I'm bummed out on politics for the moment and as Keith Olbermann does more often than not escape into the world of sports entertainment as Plan B. Just to piss off Glenn Beck and annoy Rush Limbaugh who hasn't thought of it, I am applying for the position of College Football Czar as an adviser to President Obama.
With the powers invested in me by executive order, the first and only decision I will make is abolish the Bowl Championship Series aka BCS.
College football is the only major sport in America not decided on the field but by sportswriters, broadcasters, coaches and computers. It is not an objective way to determine a national champion. The reason it is this way is money, greed by college presidents and ESPN.
My plan is to install a 16-team playoff format. It would consist of conference champions, independents-at-large (i.e. Notre Dame) and, if necessary, conference runners-up if their records warrant an invitation to the Sweet 16. That way, the school ranked 17th, has no one to blame but itself. More on those guys later.
I would reduce the season to 11 games that would conclude on the Thanksgiving weekend with conference championship games played. The three Saturdays in December would hold the first three rounds of the playoffs. The national championship game would be played the first week in January. Proceeds from the games would be distributed proportionally to all the conferences participating based on how far they progressed.
That would mean the most any two teams would play is 15 games in a season which is two more than the way it is now under the BCS. Four teams would play 14 and, of course, 16 play 13. I believe that deflates the argument the college football season is too long since more than 100 other NCAA Division One teams would play 11 or 12 at the most.
Most of the nation is glued to their television sets during March Madness when college basketball holds its 64-team tournaments. Who's to say college football couldn't draw equal frenzy?

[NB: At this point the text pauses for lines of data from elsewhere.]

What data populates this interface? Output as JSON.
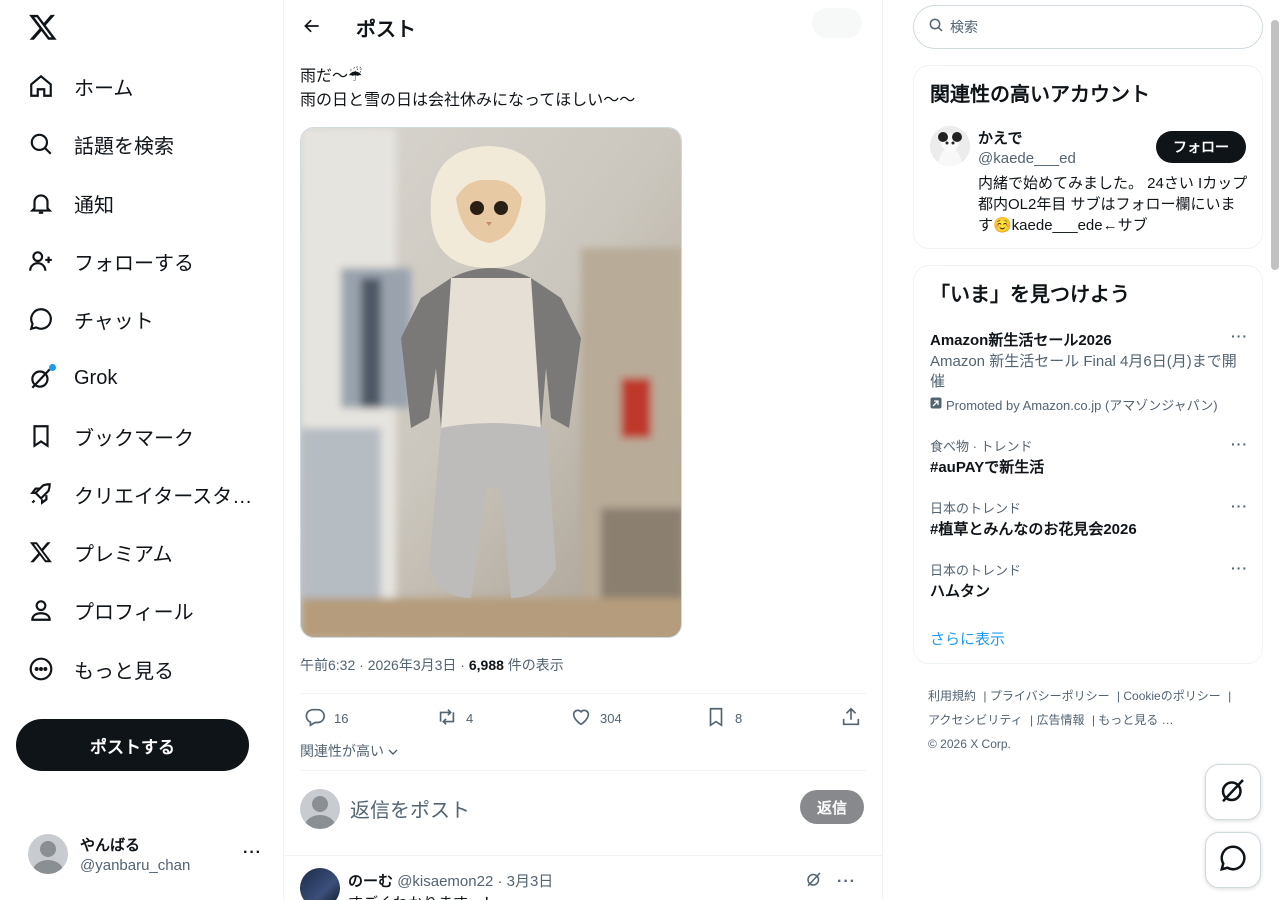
{
  "nav": {
    "items": [
      {
        "label": "ホーム",
        "icon": "home-icon"
      },
      {
        "label": "話題を検索",
        "icon": "search-icon"
      },
      {
        "label": "通知",
        "icon": "bell-icon"
      },
      {
        "label": "フォローする",
        "icon": "follow-icon"
      },
      {
        "label": "チャット",
        "icon": "chat-icon"
      },
      {
        "label": "Grok",
        "icon": "grok-icon"
      },
      {
        "label": "ブックマーク",
        "icon": "bookmark-icon"
      },
      {
        "label": "クリエイタースタ…",
        "icon": "rocket-icon"
      },
      {
        "label": "プレミアム",
        "icon": "x-premium-icon"
      },
      {
        "label": "プロフィール",
        "icon": "profile-icon"
      },
      {
        "label": "もっと見る",
        "icon": "more-circle-icon"
      }
    ],
    "post_button": "ポストする",
    "account": {
      "name": "やんばる",
      "handle": "@yanbaru_chan"
    }
  },
  "header": {
    "title": "ポスト"
  },
  "tweet": {
    "line1": "雨だ〜☔",
    "line2": "雨の日と雪の日は会社休みになってほしい〜〜",
    "time": "午前6:32 · 2026年3月3日 · ",
    "views": "6,988",
    "views_suffix": " 件の表示",
    "replies": "16",
    "reposts": "4",
    "likes": "304",
    "bookmarks": "8",
    "sort": "関連性が高い"
  },
  "reply_box": {
    "placeholder": "返信をポスト",
    "button": "返信"
  },
  "reply": {
    "name": "のーむ",
    "handle": "@kisaemon22 · 3月3日",
    "text": "すごくわかります…！"
  },
  "search": {
    "placeholder": "検索"
  },
  "suggest": {
    "title": "関連性の高いアカウント",
    "name": "かえで",
    "handle": "@kaede___ed",
    "follow": "フォロー",
    "bio": "内緒で始めてみました。 24さい Iカップ 都内OL2年目 サブはフォロー欄にいます☺️kaede___ede←サブ"
  },
  "explore": {
    "title": "「いま」を見つけよう",
    "promo": {
      "title": "Amazon新生活セール2026",
      "desc": "Amazon 新生活セール Final 4月6日(月)まで開催",
      "promoted": "Promoted by Amazon.co.jp (アマゾンジャパン)"
    },
    "trends": [
      {
        "context": "食べ物 · トレンド",
        "title": "#auPAYで新生活"
      },
      {
        "context": "日本のトレンド",
        "title": "#植草とみんなのお花見会2026"
      },
      {
        "context": "日本のトレンド",
        "title": "ハムタン"
      }
    ],
    "show_more": "さらに表示"
  },
  "footer": {
    "links": [
      "利用規約",
      "プライバシーポリシー",
      "Cookieのポリシー",
      "アクセシビリティ",
      "広告情報",
      "もっと見る …"
    ],
    "copyright": "© 2026 X Corp."
  },
  "colors": {
    "accent": "#1d9bf0",
    "text": "#0f1419",
    "muted": "#536471",
    "border": "#eff3f4"
  }
}
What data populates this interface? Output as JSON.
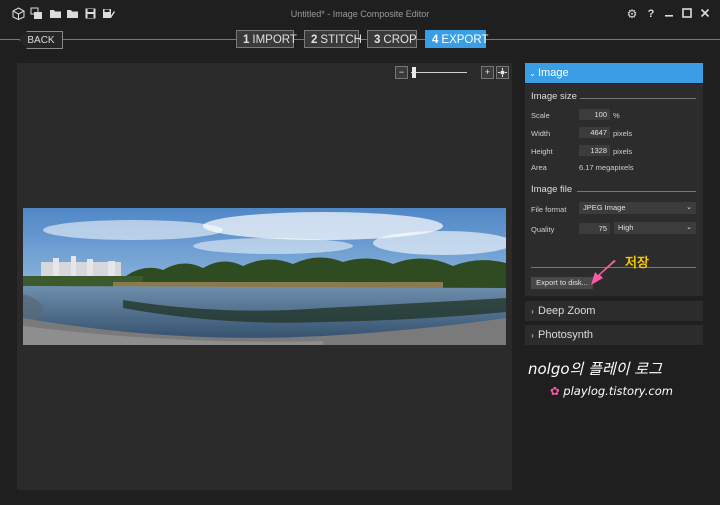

Under the playoff system, no longer would we hear sour grapes from Boise State or TCU because they played a weaker conference schedule than the SEC, Big 8, Big 10 or Pac 10.
It also would determine if the Southeast Conference is really the best football conference in America. They say they are but that's not enough. Prove it on the gridiron, not the press box.
I'm a native Southern Californian and for years believe the East Coast bias short-changed the really good teams playing in that media's wrong time zone. USC under coach Pete Carroll has received its national acclaim rightfully. But, why are they in the top 20 at the moment when they have been killed by Oregon and Stanford as well as losing to Washington?
Stanford is getting no love outside of the West Coast because they have the reputation of bad teams in the past. The last two weekends they could have beaten Florida, Alabama or Texas. The Pac 10 does not have a championship game so their chances for the national title are nil in the BCS format but a darling of destiny in a playoff system.
Under the playoff system, teams not qualifying could still play in bowl games and the bragging rights for the winners just the same as under the BCS. Last year, the Pac 10 was 5-0 in bowl games which raised no eyebrows from those elitist experts on the East Coast.
Unless they lose their next games, the BCS most likely will select either an undefeated Boise State or TCU play the loser of the SEC championship game. That's a half loaf compared to what really would be meaningful under a playoff format.
You see, Glenn Beck, being a czar is not a bad gig. Besides, I have the president covering my backside. He, too, wants a playoff system in college football.
Yours truly, a West Coast biased football fan. Go (Oregon) Ducks. Go (Stanford) Cardinal.